Then it was the rise of e-commerce. Not only was the retail pie getting cut into ever smaller pieces by the brick and mortar crowd, now it was being cut into wafer thin slices by a seemingly infinite expanse of virtual square footage.
But those were only the warm-up acts. They were Marshall Crenshaw and Aztec Camera getting the crowd ready for Elvis Costello and U2. Retail expansion was impactful, but it wasn’t transformational. No, for that, we needed something beyond comprehension. We needed digitization.
The digital transformation of Fred has been written about ad nauseam and covered from every conceivable angle.
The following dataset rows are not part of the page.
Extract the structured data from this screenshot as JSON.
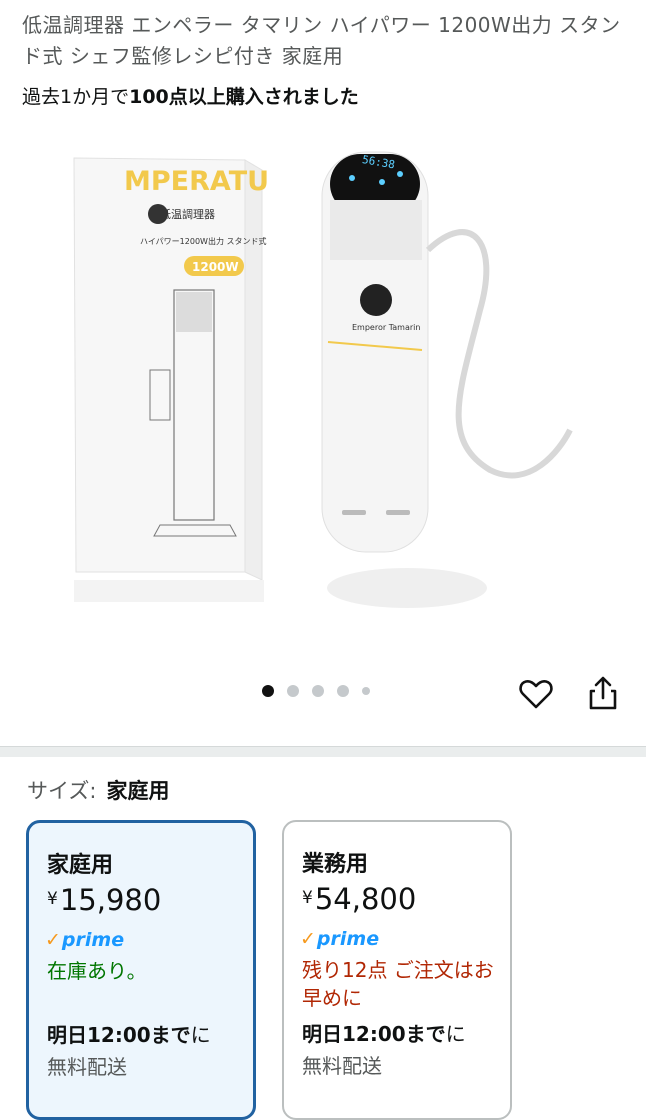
{
  "product": {
    "title": "低温調理器 エンペラー タマリン ハイパワー 1200W出力 スタンド式 シェフ監修レシピ付き 家庭用",
    "bought_prefix": "過去1か月で",
    "bought_count": "100点以上購入されました",
    "image": {
      "box_brand": "MPERATU",
      "box_label": "低温調理器",
      "box_tagline": "ハイパワー1200W出力 スタンド式",
      "box_badge": "1200W",
      "device_display": "56:38",
      "logo_text": "Emperor Tamarin"
    }
  },
  "carousel": {
    "total_dots": 5,
    "active_index": 0
  },
  "icons": {
    "favorite": "heart-icon",
    "share": "share-icon"
  },
  "size": {
    "label": "サイズ:",
    "selected": "家庭用",
    "options": [
      {
        "name": "家庭用",
        "currency": "¥",
        "price": "15,980",
        "prime": "prime",
        "stock": "在庫あり。",
        "delivery_bold": "明日12:00まで",
        "delivery_rest": "に",
        "fee": "無料配送"
      },
      {
        "name": "業務用",
        "currency": "¥",
        "price": "54,800",
        "prime": "prime",
        "stock": "残り12点 ご注文はお早めに",
        "delivery_bold": "明日12:00まで",
        "delivery_rest": "に",
        "fee": "無料配送"
      }
    ]
  },
  "colors": {
    "prime_blue": "#1a98ff",
    "prime_check": "#f69a1f",
    "in_stock": "#007600",
    "low_stock": "#b12704",
    "selected_border": "#2162a1",
    "selected_bg": "#edf6fd"
  }
}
I’ve read how print books will be dead in two years, and I’ve read how e-books are just a fad. (“No,” and “gimme a break,” by the way.) I’ve heard speakers posit a world in which digital content will save Fred, destroy Fred, and introduce Fred to a nice girl from Hartsdale so they can settle down, all in the same speech.
And yet, when I ride the commuter train home from New York City, I see people reading books. Lots of books. True, many of them are Kindles or Nooks, but an increasing number — you read that right — an increasing number, are reading print. It’s as if there has been a collective sigh of exhaustion from looking at screens all day, and people are craving the tactile and visual sensation that is ink on paper.
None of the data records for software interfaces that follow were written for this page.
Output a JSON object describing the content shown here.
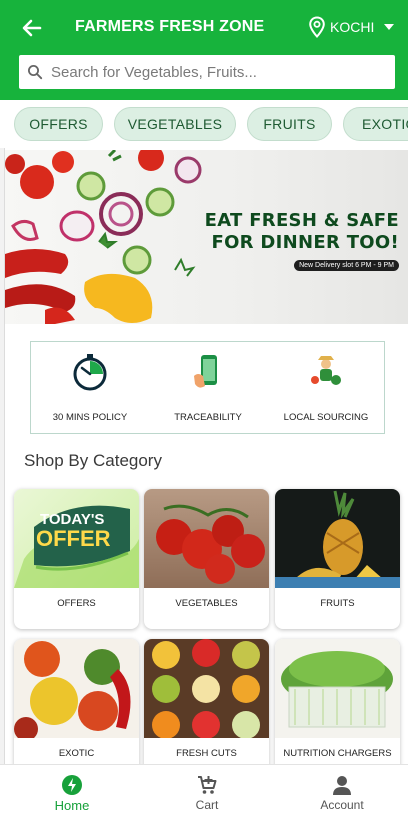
{
  "header": {
    "title": "FARMERS FRESH ZONE",
    "location": "KOCHI",
    "back_icon": "arrow-left-icon",
    "location_icon": "map-pin-icon",
    "color": "#17b33c"
  },
  "search": {
    "placeholder": "Search for Vegetables, Fruits...",
    "value": ""
  },
  "chips": [
    "OFFERS",
    "VEGETABLES",
    "FRUITS",
    "EXOTIC"
  ],
  "banner": {
    "line1": "EAT FRESH & SAFE",
    "line2": "FOR DINNER TOO!",
    "slot": "New Delivery slot 6 PM - 9 PM"
  },
  "features": [
    {
      "label": "30 MINS POLICY",
      "icon": "stopwatch-icon"
    },
    {
      "label": "TRACEABILITY",
      "icon": "phone-trace-icon"
    },
    {
      "label": "LOCAL SOURCING",
      "icon": "farmer-icon"
    }
  ],
  "section": {
    "title": "Shop By Category"
  },
  "categories": [
    {
      "label": "OFFERS",
      "badge_line1": "TODAY'S",
      "badge_line2": "OFFER"
    },
    {
      "label": "VEGETABLES"
    },
    {
      "label": "FRUITS"
    },
    {
      "label": "EXOTIC"
    },
    {
      "label": "FRESH CUTS"
    },
    {
      "label": "NUTRITION CHARGERS"
    }
  ],
  "bottom_nav": [
    {
      "label": "Home",
      "icon": "home-bolt-icon",
      "active": true
    },
    {
      "label": "Cart",
      "icon": "cart-icon",
      "active": false
    },
    {
      "label": "Account",
      "icon": "user-icon",
      "active": false
    }
  ]
}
Now don’t get me wrong. It’s not as if digital books are going to slowly fade into the sunset. They’re not. And it’s not as if Fred — and in case you’ve already lost the thread of this meandering post, “Fred” is the book industry — doesn’t have its problems. It does. People who used to buy books to learn how to cook spaghetti, or build a deck, or be a better lawyer, now often get their content from the Internet, and usually for free.
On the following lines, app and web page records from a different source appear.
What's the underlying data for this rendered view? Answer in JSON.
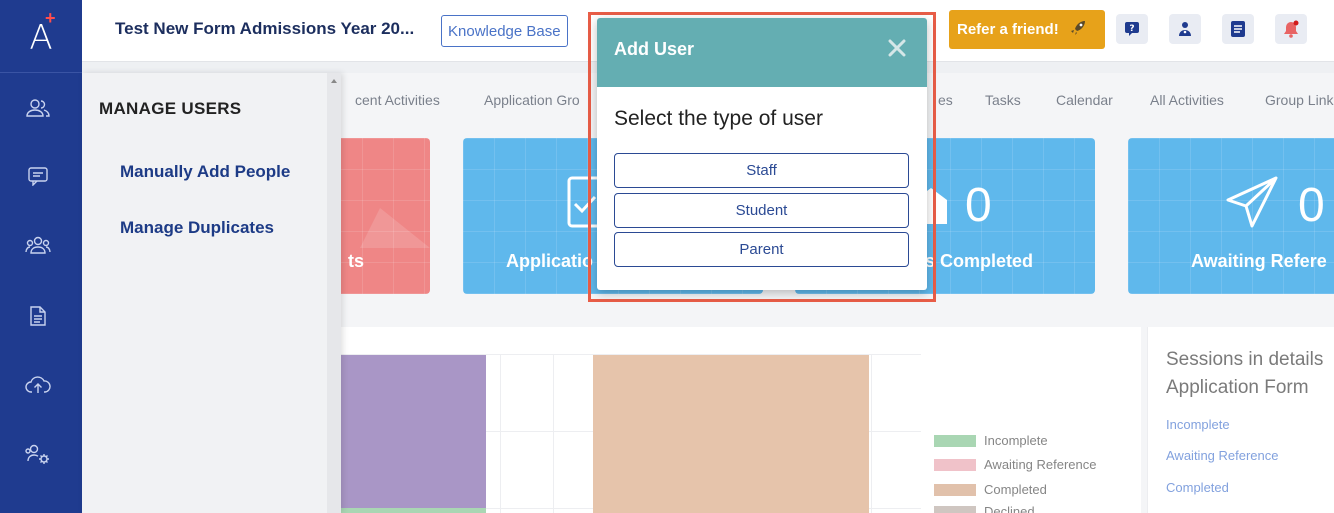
{
  "app": {
    "logo_letter": "A",
    "logo_plus": "+"
  },
  "rail": {
    "items": [
      {
        "icon": "users-icon"
      },
      {
        "icon": "chat-icon"
      },
      {
        "icon": "group-icon"
      },
      {
        "icon": "document-icon"
      },
      {
        "icon": "cloud-upload-icon"
      },
      {
        "icon": "users-settings-icon"
      }
    ]
  },
  "header": {
    "title": "Test New Form Admissions Year 20...",
    "knowledge_base": "Knowledge Base",
    "refer": "Refer a friend!",
    "icons": [
      "help-icon",
      "support-icon",
      "notes-icon",
      "notification-bell-icon"
    ]
  },
  "tabs": [
    "cent Activities",
    "Application Gro",
    "es",
    "Tasks",
    "Calendar",
    "All Activities",
    "Group Link"
  ],
  "cards": [
    {
      "label": "ts",
      "value": ""
    },
    {
      "label": "Applicatio",
      "value": ""
    },
    {
      "label": "es Completed",
      "value": "0"
    },
    {
      "label": "Awaiting Refere",
      "value": "0"
    }
  ],
  "legend": {
    "items": [
      {
        "label": "Incomplete",
        "color": "#7cc08a"
      },
      {
        "label": "Awaiting Reference",
        "color": "#e9a2ad"
      },
      {
        "label": "Completed",
        "color": "#d2a07f"
      },
      {
        "label": "Declined",
        "color": "#b5a8a0"
      }
    ]
  },
  "sessions": {
    "title_line1": "Sessions in details",
    "title_line2": "Application Form",
    "links": [
      "Incomplete",
      "Awaiting Reference",
      "Completed"
    ]
  },
  "drawer": {
    "title": "MANAGE USERS",
    "items": [
      "Manually Add People",
      "Manage Duplicates"
    ]
  },
  "modal": {
    "title": "Add User",
    "prompt": "Select the type of user",
    "options": [
      "Staff",
      "Student",
      "Parent"
    ]
  },
  "colors": {
    "rail": "#1f3b8f",
    "card_blue": "#0a92e2",
    "card_red": "#e64545",
    "modal_header": "#64aeb2",
    "refer_button": "#e7a21a",
    "highlight": "#e85d47"
  }
}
But even with that, there’s something about books that continues to hold our interest. Books, as artifacts, are special. Think about how quickly music changed. The iTunes store launched in April, 2003. and within five years, by 2008, people were buying twice as many downloaded singles as they were CD albums, and CD albums were in steep decline.
In the book industry, uh, er Fred, while digital book sales have soared, the growth still pales when compared to the music industry. (For a clarity’s sake, we’ll continue to call “the music industry” the music industry.) Why? For one thing, listening to a downloaded MP3 is experientially identical to listening to a compact disc. For another, music can be sold in small discrete packages (songs). With books, neither of those things is true. Maybe that explains why for the most part, print has held its own even while digital has grown. (I say “for the most part” because mass market books have in fact taken it on the chin.) If anything, we should be thanking digital for growing the pie again.
Before any luddites out there rejoice, we might simply be in the calm before the storm. We could be one technological innovation away from another seismic shift. The truth is, no one knows and I’ve given up trying to predict the future.
But let’s not worry about the future. Let’s worry about the here and now. And for now, for right now and right here, Fred is alive and kicking, and people are reading books, print or digital, they’re reading books. And that, my friends, is good.
The Scar Boys will publish on February 25, 2014!